TASK BRIEF: Please print each record that follows precisely as it appears.

SOURCE RECORDS:
= Beginning of Section =

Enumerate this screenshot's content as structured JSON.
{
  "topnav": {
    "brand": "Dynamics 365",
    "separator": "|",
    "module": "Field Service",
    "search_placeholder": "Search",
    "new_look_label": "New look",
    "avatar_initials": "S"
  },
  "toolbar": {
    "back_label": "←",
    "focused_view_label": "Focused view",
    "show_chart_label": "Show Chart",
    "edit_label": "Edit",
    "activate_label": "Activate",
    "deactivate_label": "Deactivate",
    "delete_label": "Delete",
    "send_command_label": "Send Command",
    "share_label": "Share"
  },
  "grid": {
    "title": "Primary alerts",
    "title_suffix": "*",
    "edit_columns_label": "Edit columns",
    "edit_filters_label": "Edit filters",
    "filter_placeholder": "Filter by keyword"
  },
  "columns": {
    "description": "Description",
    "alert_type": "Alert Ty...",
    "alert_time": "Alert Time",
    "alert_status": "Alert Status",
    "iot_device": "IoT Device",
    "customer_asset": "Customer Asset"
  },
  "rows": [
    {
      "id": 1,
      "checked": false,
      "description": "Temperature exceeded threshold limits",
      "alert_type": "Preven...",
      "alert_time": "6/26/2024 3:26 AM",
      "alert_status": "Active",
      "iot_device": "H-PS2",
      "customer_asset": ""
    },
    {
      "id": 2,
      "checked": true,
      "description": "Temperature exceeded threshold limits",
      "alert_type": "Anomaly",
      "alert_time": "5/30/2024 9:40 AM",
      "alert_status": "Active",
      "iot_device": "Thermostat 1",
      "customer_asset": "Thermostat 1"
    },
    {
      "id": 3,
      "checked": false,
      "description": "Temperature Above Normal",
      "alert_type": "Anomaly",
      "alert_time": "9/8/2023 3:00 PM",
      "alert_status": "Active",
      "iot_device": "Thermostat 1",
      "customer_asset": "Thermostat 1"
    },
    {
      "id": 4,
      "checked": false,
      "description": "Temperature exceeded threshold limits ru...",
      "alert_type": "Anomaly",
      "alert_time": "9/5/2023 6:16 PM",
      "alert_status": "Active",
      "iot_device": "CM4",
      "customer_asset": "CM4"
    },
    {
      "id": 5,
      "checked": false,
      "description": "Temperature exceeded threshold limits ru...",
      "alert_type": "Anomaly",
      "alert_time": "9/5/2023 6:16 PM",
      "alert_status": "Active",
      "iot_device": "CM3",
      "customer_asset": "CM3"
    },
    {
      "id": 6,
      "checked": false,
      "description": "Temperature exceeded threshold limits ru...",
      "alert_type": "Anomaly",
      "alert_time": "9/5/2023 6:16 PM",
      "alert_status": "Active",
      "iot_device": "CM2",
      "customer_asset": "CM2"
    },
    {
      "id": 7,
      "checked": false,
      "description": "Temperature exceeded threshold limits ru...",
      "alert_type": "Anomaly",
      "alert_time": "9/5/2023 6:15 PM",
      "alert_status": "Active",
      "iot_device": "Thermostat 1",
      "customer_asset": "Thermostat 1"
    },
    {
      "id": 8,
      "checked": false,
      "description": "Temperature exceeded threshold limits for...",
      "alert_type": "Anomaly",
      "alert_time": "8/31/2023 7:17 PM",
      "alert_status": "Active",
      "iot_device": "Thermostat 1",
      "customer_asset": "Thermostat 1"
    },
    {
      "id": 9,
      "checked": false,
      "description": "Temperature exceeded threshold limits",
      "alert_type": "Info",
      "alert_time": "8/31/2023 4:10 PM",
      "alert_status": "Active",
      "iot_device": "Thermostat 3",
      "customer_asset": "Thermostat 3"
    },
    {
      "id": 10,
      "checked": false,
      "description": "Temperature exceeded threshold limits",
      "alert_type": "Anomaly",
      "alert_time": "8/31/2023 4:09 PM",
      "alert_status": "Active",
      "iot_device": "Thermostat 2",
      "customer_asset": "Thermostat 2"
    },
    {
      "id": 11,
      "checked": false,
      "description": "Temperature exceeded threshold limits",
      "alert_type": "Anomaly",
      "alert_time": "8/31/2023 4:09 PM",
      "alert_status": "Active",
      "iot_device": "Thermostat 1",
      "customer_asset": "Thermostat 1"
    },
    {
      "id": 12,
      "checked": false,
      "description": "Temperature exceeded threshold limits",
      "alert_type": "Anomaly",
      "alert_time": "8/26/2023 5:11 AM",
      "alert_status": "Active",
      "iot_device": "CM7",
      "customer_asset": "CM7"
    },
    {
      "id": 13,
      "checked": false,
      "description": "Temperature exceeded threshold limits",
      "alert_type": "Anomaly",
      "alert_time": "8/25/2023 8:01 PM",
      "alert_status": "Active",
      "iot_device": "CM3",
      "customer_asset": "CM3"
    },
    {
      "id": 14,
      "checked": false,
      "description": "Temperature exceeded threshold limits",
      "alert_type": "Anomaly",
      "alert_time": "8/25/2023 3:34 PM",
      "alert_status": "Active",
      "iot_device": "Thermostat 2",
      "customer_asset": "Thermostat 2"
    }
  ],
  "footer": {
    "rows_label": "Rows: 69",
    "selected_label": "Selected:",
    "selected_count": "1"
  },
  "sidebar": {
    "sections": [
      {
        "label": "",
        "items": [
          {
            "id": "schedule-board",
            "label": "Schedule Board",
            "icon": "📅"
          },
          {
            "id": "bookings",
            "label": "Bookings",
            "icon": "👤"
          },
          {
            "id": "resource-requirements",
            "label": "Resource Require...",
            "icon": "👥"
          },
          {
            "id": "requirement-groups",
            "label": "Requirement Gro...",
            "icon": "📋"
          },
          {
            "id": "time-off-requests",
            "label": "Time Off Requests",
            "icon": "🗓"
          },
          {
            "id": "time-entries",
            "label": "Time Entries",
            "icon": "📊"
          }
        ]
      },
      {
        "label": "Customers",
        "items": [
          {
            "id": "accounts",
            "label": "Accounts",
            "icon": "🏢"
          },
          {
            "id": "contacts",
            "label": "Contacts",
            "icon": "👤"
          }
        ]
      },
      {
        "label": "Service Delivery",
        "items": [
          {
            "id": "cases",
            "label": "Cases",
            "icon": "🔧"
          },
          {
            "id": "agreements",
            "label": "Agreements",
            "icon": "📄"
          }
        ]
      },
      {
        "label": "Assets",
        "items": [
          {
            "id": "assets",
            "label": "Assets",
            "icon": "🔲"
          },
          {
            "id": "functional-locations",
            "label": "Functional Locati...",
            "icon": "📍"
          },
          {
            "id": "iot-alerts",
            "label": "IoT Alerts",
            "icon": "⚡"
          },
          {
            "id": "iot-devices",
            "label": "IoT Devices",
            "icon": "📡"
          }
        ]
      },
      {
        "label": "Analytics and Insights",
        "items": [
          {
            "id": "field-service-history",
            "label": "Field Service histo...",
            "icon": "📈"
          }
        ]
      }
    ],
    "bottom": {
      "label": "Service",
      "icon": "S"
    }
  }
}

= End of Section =

ANSWER FOR THIS EXERCISE:
Enumerate this screenshot's content as structured JSON.
{
  "topnav": {
    "brand": "Dynamics 365",
    "separator": "|",
    "module": "Field Service",
    "search_placeholder": "Search",
    "new_look_label": "New look",
    "avatar_initials": "S"
  },
  "toolbar": {
    "back_label": "←",
    "focused_view_label": "Focused view",
    "show_chart_label": "Show Chart",
    "edit_label": "Edit",
    "activate_label": "Activate",
    "deactivate_label": "Deactivate",
    "delete_label": "Delete",
    "send_command_label": "Send Command",
    "share_label": "Share"
  },
  "grid": {
    "title": "Primary alerts",
    "title_suffix": "*",
    "edit_columns_label": "Edit columns",
    "edit_filters_label": "Edit filters",
    "filter_placeholder": "Filter by keyword"
  },
  "columns": {
    "description": "Description",
    "alert_type": "Alert Ty...",
    "alert_time": "Alert Time",
    "alert_status": "Alert Status",
    "iot_device": "IoT Device",
    "customer_asset": "Customer Asset"
  },
  "rows": [
    {
      "id": 1,
      "checked": false,
      "description": "Temperature exceeded threshold limits",
      "alert_type": "Preven...",
      "alert_time": "6/26/2024 3:26 AM",
      "alert_status": "Active",
      "iot_device": "H-PS2",
      "customer_asset": ""
    },
    {
      "id": 2,
      "checked": true,
      "description": "Temperature exceeded threshold limits",
      "alert_type": "Anomaly",
      "alert_time": "5/30/2024 9:40 AM",
      "alert_status": "Active",
      "iot_device": "Thermostat 1",
      "customer_asset": "Thermostat 1"
    },
    {
      "id": 3,
      "checked": false,
      "description": "Temperature Above Normal",
      "alert_type": "Anomaly",
      "alert_time": "9/8/2023 3:00 PM",
      "alert_status": "Active",
      "iot_device": "Thermostat 1",
      "customer_asset": "Thermostat 1"
    },
    {
      "id": 4,
      "checked": false,
      "description": "Temperature exceeded threshold limits ru...",
      "alert_type": "Anomaly",
      "alert_time": "9/5/2023 6:16 PM",
      "alert_status": "Active",
      "iot_device": "CM4",
      "customer_asset": "CM4"
    },
    {
      "id": 5,
      "checked": false,
      "description": "Temperature exceeded threshold limits ru...",
      "alert_type": "Anomaly",
      "alert_time": "9/5/2023 6:16 PM",
      "alert_status": "Active",
      "iot_device": "CM3",
      "customer_asset": "CM3"
    },
    {
      "id": 6,
      "checked": false,
      "description": "Temperature exceeded threshold limits ru...",
      "alert_type": "Anomaly",
      "alert_time": "9/5/2023 6:16 PM",
      "alert_status": "Active",
      "iot_device": "CM2",
      "customer_asset": "CM2"
    },
    {
      "id": 7,
      "checked": false,
      "description": "Temperature exceeded threshold limits ru...",
      "alert_type": "Anomaly",
      "alert_time": "9/5/2023 6:15 PM",
      "alert_status": "Active",
      "iot_device": "Thermostat 1",
      "customer_asset": "Thermostat 1"
    },
    {
      "id": 8,
      "checked": false,
      "description": "Temperature exceeded threshold limits for...",
      "alert_type": "Anomaly",
      "alert_time": "8/31/2023 7:17 PM",
      "alert_status": "Active",
      "iot_device": "Thermostat 1",
      "customer_asset": "Thermostat 1"
    },
    {
      "id": 9,
      "checked": false,
      "description": "Temperature exceeded threshold limits",
      "alert_type": "Info",
      "alert_time": "8/31/2023 4:10 PM",
      "alert_status": "Active",
      "iot_device": "Thermostat 3",
      "customer_asset": "Thermostat 3"
    },
    {
      "id": 10,
      "checked": false,
      "description": "Temperature exceeded threshold limits",
      "alert_type": "Anomaly",
      "alert_time": "8/31/2023 4:09 PM",
      "alert_status": "Active",
      "iot_device": "Thermostat 2",
      "customer_asset": "Thermostat 2"
    },
    {
      "id": 11,
      "checked": false,
      "description": "Temperature exceeded threshold limits",
      "alert_type": "Anomaly",
      "alert_time": "8/31/2023 4:09 PM",
      "alert_status": "Active",
      "iot_device": "Thermostat 1",
      "customer_asset": "Thermostat 1"
    },
    {
      "id": 12,
      "checked": false,
      "description": "Temperature exceeded threshold limits",
      "alert_type": "Anomaly",
      "alert_time": "8/26/2023 5:11 AM",
      "alert_status": "Active",
      "iot_device": "CM7",
      "customer_asset": "CM7"
    },
    {
      "id": 13,
      "checked": false,
      "description": "Temperature exceeded threshold limits",
      "alert_type": "Anomaly",
      "alert_time": "8/25/2023 8:01 PM",
      "alert_status": "Active",
      "iot_device": "CM3",
      "customer_asset": "CM3"
    },
    {
      "id": 14,
      "checked": false,
      "description": "Temperature exceeded threshold limits",
      "alert_type": "Anomaly",
      "alert_time": "8/25/2023 3:34 PM",
      "alert_status": "Active",
      "iot_device": "Thermostat 2",
      "customer_asset": "Thermostat 2"
    }
  ],
  "footer": {
    "rows_label": "Rows: 69",
    "selected_label": "Selected:",
    "selected_count": "1"
  },
  "sidebar": {
    "sections": [
      {
        "label": "",
        "items": [
          {
            "id": "schedule-board",
            "label": "Schedule Board",
            "icon": "📅"
          },
          {
            "id": "bookings",
            "label": "Bookings",
            "icon": "👤"
          },
          {
            "id": "resource-requirements",
            "label": "Resource Require...",
            "icon": "👥"
          },
          {
            "id": "requirement-groups",
            "label": "Requirement Gro...",
            "icon": "📋"
          },
          {
            "id": "time-off-requests",
            "label": "Time Off Requests",
            "icon": "🗓"
          },
          {
            "id": "time-entries",
            "label": "Time Entries",
            "icon": "📊"
          }
        ]
      },
      {
        "label": "Customers",
        "items": [
          {
            "id": "accounts",
            "label": "Accounts",
            "icon": "🏢"
          },
          {
            "id": "contacts",
            "label": "Contacts",
            "icon": "👤"
          }
        ]
      },
      {
        "label": "Service Delivery",
        "items": [
          {
            "id": "cases",
            "label": "Cases",
            "icon": "🔧"
          },
          {
            "id": "agreements",
            "label": "Agreements",
            "icon": "📄"
          }
        ]
      },
      {
        "label": "Assets",
        "items": [
          {
            "id": "assets",
            "label": "Assets",
            "icon": "🔲"
          },
          {
            "id": "functional-locations",
            "label": "Functional Locati...",
            "icon": "📍"
          },
          {
            "id": "iot-alerts",
            "label": "IoT Alerts",
            "icon": "⚡"
          },
          {
            "id": "iot-devices",
            "label": "IoT Devices",
            "icon": "📡"
          }
        ]
      },
      {
        "label": "Analytics and Insights",
        "items": [
          {
            "id": "field-service-history",
            "label": "Field Service histo...",
            "icon": "📈"
          }
        ]
      }
    ],
    "bottom": {
      "label": "Service",
      "icon": "S"
    }
  }
}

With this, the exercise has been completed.